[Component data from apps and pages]
_ _ _ _ _ _ _

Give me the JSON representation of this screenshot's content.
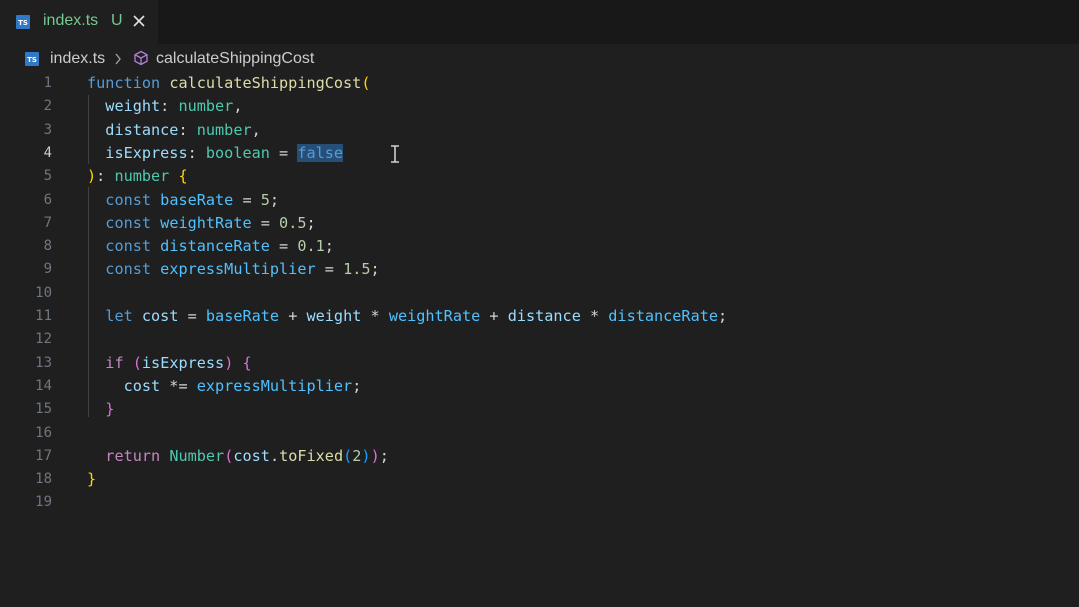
{
  "tab": {
    "filename": "index.ts",
    "status": "U"
  },
  "breadcrumb": {
    "file": "index.ts",
    "symbol": "calculateShippingCost"
  },
  "editor": {
    "active_line": 4,
    "lines": [
      {
        "n": "1",
        "tokens": [
          [
            "kw",
            "function"
          ],
          [
            "op",
            " "
          ],
          [
            "fn",
            "calculateShippingCost"
          ],
          [
            "b1",
            "("
          ]
        ]
      },
      {
        "n": "2",
        "tokens": [
          [
            "op",
            "  "
          ],
          [
            "var",
            "weight"
          ],
          [
            "op",
            ": "
          ],
          [
            "typ",
            "number"
          ],
          [
            "op",
            ","
          ]
        ]
      },
      {
        "n": "3",
        "tokens": [
          [
            "op",
            "  "
          ],
          [
            "var",
            "distance"
          ],
          [
            "op",
            ": "
          ],
          [
            "typ",
            "number"
          ],
          [
            "op",
            ","
          ]
        ]
      },
      {
        "n": "4",
        "tokens": [
          [
            "op",
            "  "
          ],
          [
            "var",
            "isExpress"
          ],
          [
            "op",
            ": "
          ],
          [
            "typ",
            "boolean"
          ],
          [
            "op",
            " = "
          ],
          [
            "kw sel",
            "false"
          ]
        ]
      },
      {
        "n": "5",
        "tokens": [
          [
            "b1",
            ")"
          ],
          [
            "op",
            ": "
          ],
          [
            "typ",
            "number"
          ],
          [
            "op",
            " "
          ],
          [
            "b1",
            "{"
          ]
        ]
      },
      {
        "n": "6",
        "tokens": [
          [
            "op",
            "  "
          ],
          [
            "kw",
            "const"
          ],
          [
            "op",
            " "
          ],
          [
            "cst",
            "baseRate"
          ],
          [
            "op",
            " = "
          ],
          [
            "num",
            "5"
          ],
          [
            "op",
            ";"
          ]
        ]
      },
      {
        "n": "7",
        "tokens": [
          [
            "op",
            "  "
          ],
          [
            "kw",
            "const"
          ],
          [
            "op",
            " "
          ],
          [
            "cst",
            "weightRate"
          ],
          [
            "op",
            " = "
          ],
          [
            "num",
            "0.5"
          ],
          [
            "op",
            ";"
          ]
        ]
      },
      {
        "n": "8",
        "tokens": [
          [
            "op",
            "  "
          ],
          [
            "kw",
            "const"
          ],
          [
            "op",
            " "
          ],
          [
            "cst",
            "distanceRate"
          ],
          [
            "op",
            " = "
          ],
          [
            "num",
            "0.1"
          ],
          [
            "op",
            ";"
          ]
        ]
      },
      {
        "n": "9",
        "tokens": [
          [
            "op",
            "  "
          ],
          [
            "kw",
            "const"
          ],
          [
            "op",
            " "
          ],
          [
            "cst",
            "expressMultiplier"
          ],
          [
            "op",
            " = "
          ],
          [
            "num",
            "1.5"
          ],
          [
            "op",
            ";"
          ]
        ]
      },
      {
        "n": "10",
        "tokens": []
      },
      {
        "n": "11",
        "tokens": [
          [
            "op",
            "  "
          ],
          [
            "kw",
            "let"
          ],
          [
            "op",
            " "
          ],
          [
            "var",
            "cost"
          ],
          [
            "op",
            " = "
          ],
          [
            "cst",
            "baseRate"
          ],
          [
            "op",
            " + "
          ],
          [
            "var",
            "weight"
          ],
          [
            "op",
            " * "
          ],
          [
            "cst",
            "weightRate"
          ],
          [
            "op",
            " + "
          ],
          [
            "var",
            "distance"
          ],
          [
            "op",
            " * "
          ],
          [
            "cst",
            "distanceRate"
          ],
          [
            "op",
            ";"
          ]
        ]
      },
      {
        "n": "12",
        "tokens": []
      },
      {
        "n": "13",
        "tokens": [
          [
            "op",
            "  "
          ],
          [
            "ctl",
            "if"
          ],
          [
            "op",
            " "
          ],
          [
            "b2",
            "("
          ],
          [
            "var",
            "isExpress"
          ],
          [
            "b2",
            ")"
          ],
          [
            "op",
            " "
          ],
          [
            "b2",
            "{"
          ]
        ]
      },
      {
        "n": "14",
        "tokens": [
          [
            "op",
            "    "
          ],
          [
            "var",
            "cost"
          ],
          [
            "op",
            " *= "
          ],
          [
            "cst",
            "expressMultiplier"
          ],
          [
            "op",
            ";"
          ]
        ]
      },
      {
        "n": "15",
        "tokens": [
          [
            "op",
            "  "
          ],
          [
            "b2",
            "}"
          ]
        ]
      },
      {
        "n": "16",
        "tokens": []
      },
      {
        "n": "17",
        "tokens": [
          [
            "op",
            "  "
          ],
          [
            "ctl",
            "return"
          ],
          [
            "op",
            " "
          ],
          [
            "typ",
            "Number"
          ],
          [
            "b2",
            "("
          ],
          [
            "var",
            "cost"
          ],
          [
            "op",
            "."
          ],
          [
            "fn",
            "toFixed"
          ],
          [
            "b3",
            "("
          ],
          [
            "num",
            "2"
          ],
          [
            "b3",
            ")"
          ],
          [
            "b2",
            ")"
          ],
          [
            "op",
            ";"
          ]
        ]
      },
      {
        "n": "18",
        "tokens": [
          [
            "b1",
            "}"
          ]
        ]
      },
      {
        "n": "19",
        "tokens": []
      }
    ]
  },
  "colors": {
    "keyword": "#569cd6",
    "function": "#dcdcaa",
    "variable": "#9cdcfe",
    "constant": "#4fc1ff",
    "type": "#4ec9b0",
    "number": "#b5cea8",
    "control": "#c586c0",
    "untracked": "#73c991"
  }
}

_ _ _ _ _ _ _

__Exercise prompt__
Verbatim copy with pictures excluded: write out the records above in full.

__Written answer__
Give me the JSON representation of this screenshot's content.
{
  "tab": {
    "filename": "index.ts",
    "status": "U"
  },
  "breadcrumb": {
    "file": "index.ts",
    "symbol": "calculateShippingCost"
  },
  "editor": {
    "active_line": 4,
    "lines": [
      {
        "n": "1",
        "tokens": [
          [
            "kw",
            "function"
          ],
          [
            "op",
            " "
          ],
          [
            "fn",
            "calculateShippingCost"
          ],
          [
            "b1",
            "("
          ]
        ]
      },
      {
        "n": "2",
        "tokens": [
          [
            "op",
            "  "
          ],
          [
            "var",
            "weight"
          ],
          [
            "op",
            ": "
          ],
          [
            "typ",
            "number"
          ],
          [
            "op",
            ","
          ]
        ]
      },
      {
        "n": "3",
        "tokens": [
          [
            "op",
            "  "
          ],
          [
            "var",
            "distance"
          ],
          [
            "op",
            ": "
          ],
          [
            "typ",
            "number"
          ],
          [
            "op",
            ","
          ]
        ]
      },
      {
        "n": "4",
        "tokens": [
          [
            "op",
            "  "
          ],
          [
            "var",
            "isExpress"
          ],
          [
            "op",
            ": "
          ],
          [
            "typ",
            "boolean"
          ],
          [
            "op",
            " = "
          ],
          [
            "kw sel",
            "false"
          ]
        ]
      },
      {
        "n": "5",
        "tokens": [
          [
            "b1",
            ")"
          ],
          [
            "op",
            ": "
          ],
          [
            "typ",
            "number"
          ],
          [
            "op",
            " "
          ],
          [
            "b1",
            "{"
          ]
        ]
      },
      {
        "n": "6",
        "tokens": [
          [
            "op",
            "  "
          ],
          [
            "kw",
            "const"
          ],
          [
            "op",
            " "
          ],
          [
            "cst",
            "baseRate"
          ],
          [
            "op",
            " = "
          ],
          [
            "num",
            "5"
          ],
          [
            "op",
            ";"
          ]
        ]
      },
      {
        "n": "7",
        "tokens": [
          [
            "op",
            "  "
          ],
          [
            "kw",
            "const"
          ],
          [
            "op",
            " "
          ],
          [
            "cst",
            "weightRate"
          ],
          [
            "op",
            " = "
          ],
          [
            "num",
            "0.5"
          ],
          [
            "op",
            ";"
          ]
        ]
      },
      {
        "n": "8",
        "tokens": [
          [
            "op",
            "  "
          ],
          [
            "kw",
            "const"
          ],
          [
            "op",
            " "
          ],
          [
            "cst",
            "distanceRate"
          ],
          [
            "op",
            " = "
          ],
          [
            "num",
            "0.1"
          ],
          [
            "op",
            ";"
          ]
        ]
      },
      {
        "n": "9",
        "tokens": [
          [
            "op",
            "  "
          ],
          [
            "kw",
            "const"
          ],
          [
            "op",
            " "
          ],
          [
            "cst",
            "expressMultiplier"
          ],
          [
            "op",
            " = "
          ],
          [
            "num",
            "1.5"
          ],
          [
            "op",
            ";"
          ]
        ]
      },
      {
        "n": "10",
        "tokens": []
      },
      {
        "n": "11",
        "tokens": [
          [
            "op",
            "  "
          ],
          [
            "kw",
            "let"
          ],
          [
            "op",
            " "
          ],
          [
            "var",
            "cost"
          ],
          [
            "op",
            " = "
          ],
          [
            "cst",
            "baseRate"
          ],
          [
            "op",
            " + "
          ],
          [
            "var",
            "weight"
          ],
          [
            "op",
            " * "
          ],
          [
            "cst",
            "weightRate"
          ],
          [
            "op",
            " + "
          ],
          [
            "var",
            "distance"
          ],
          [
            "op",
            " * "
          ],
          [
            "cst",
            "distanceRate"
          ],
          [
            "op",
            ";"
          ]
        ]
      },
      {
        "n": "12",
        "tokens": []
      },
      {
        "n": "13",
        "tokens": [
          [
            "op",
            "  "
          ],
          [
            "ctl",
            "if"
          ],
          [
            "op",
            " "
          ],
          [
            "b2",
            "("
          ],
          [
            "var",
            "isExpress"
          ],
          [
            "b2",
            ")"
          ],
          [
            "op",
            " "
          ],
          [
            "b2",
            "{"
          ]
        ]
      },
      {
        "n": "14",
        "tokens": [
          [
            "op",
            "    "
          ],
          [
            "var",
            "cost"
          ],
          [
            "op",
            " *= "
          ],
          [
            "cst",
            "expressMultiplier"
          ],
          [
            "op",
            ";"
          ]
        ]
      },
      {
        "n": "15",
        "tokens": [
          [
            "op",
            "  "
          ],
          [
            "b2",
            "}"
          ]
        ]
      },
      {
        "n": "16",
        "tokens": []
      },
      {
        "n": "17",
        "tokens": [
          [
            "op",
            "  "
          ],
          [
            "ctl",
            "return"
          ],
          [
            "op",
            " "
          ],
          [
            "typ",
            "Number"
          ],
          [
            "b2",
            "("
          ],
          [
            "var",
            "cost"
          ],
          [
            "op",
            "."
          ],
          [
            "fn",
            "toFixed"
          ],
          [
            "b3",
            "("
          ],
          [
            "num",
            "2"
          ],
          [
            "b3",
            ")"
          ],
          [
            "b2",
            ")"
          ],
          [
            "op",
            ";"
          ]
        ]
      },
      {
        "n": "18",
        "tokens": [
          [
            "b1",
            "}"
          ]
        ]
      },
      {
        "n": "19",
        "tokens": []
      }
    ]
  },
  "colors": {
    "keyword": "#569cd6",
    "function": "#dcdcaa",
    "variable": "#9cdcfe",
    "constant": "#4fc1ff",
    "type": "#4ec9b0",
    "number": "#b5cea8",
    "control": "#c586c0",
    "untracked": "#73c991"
  }
}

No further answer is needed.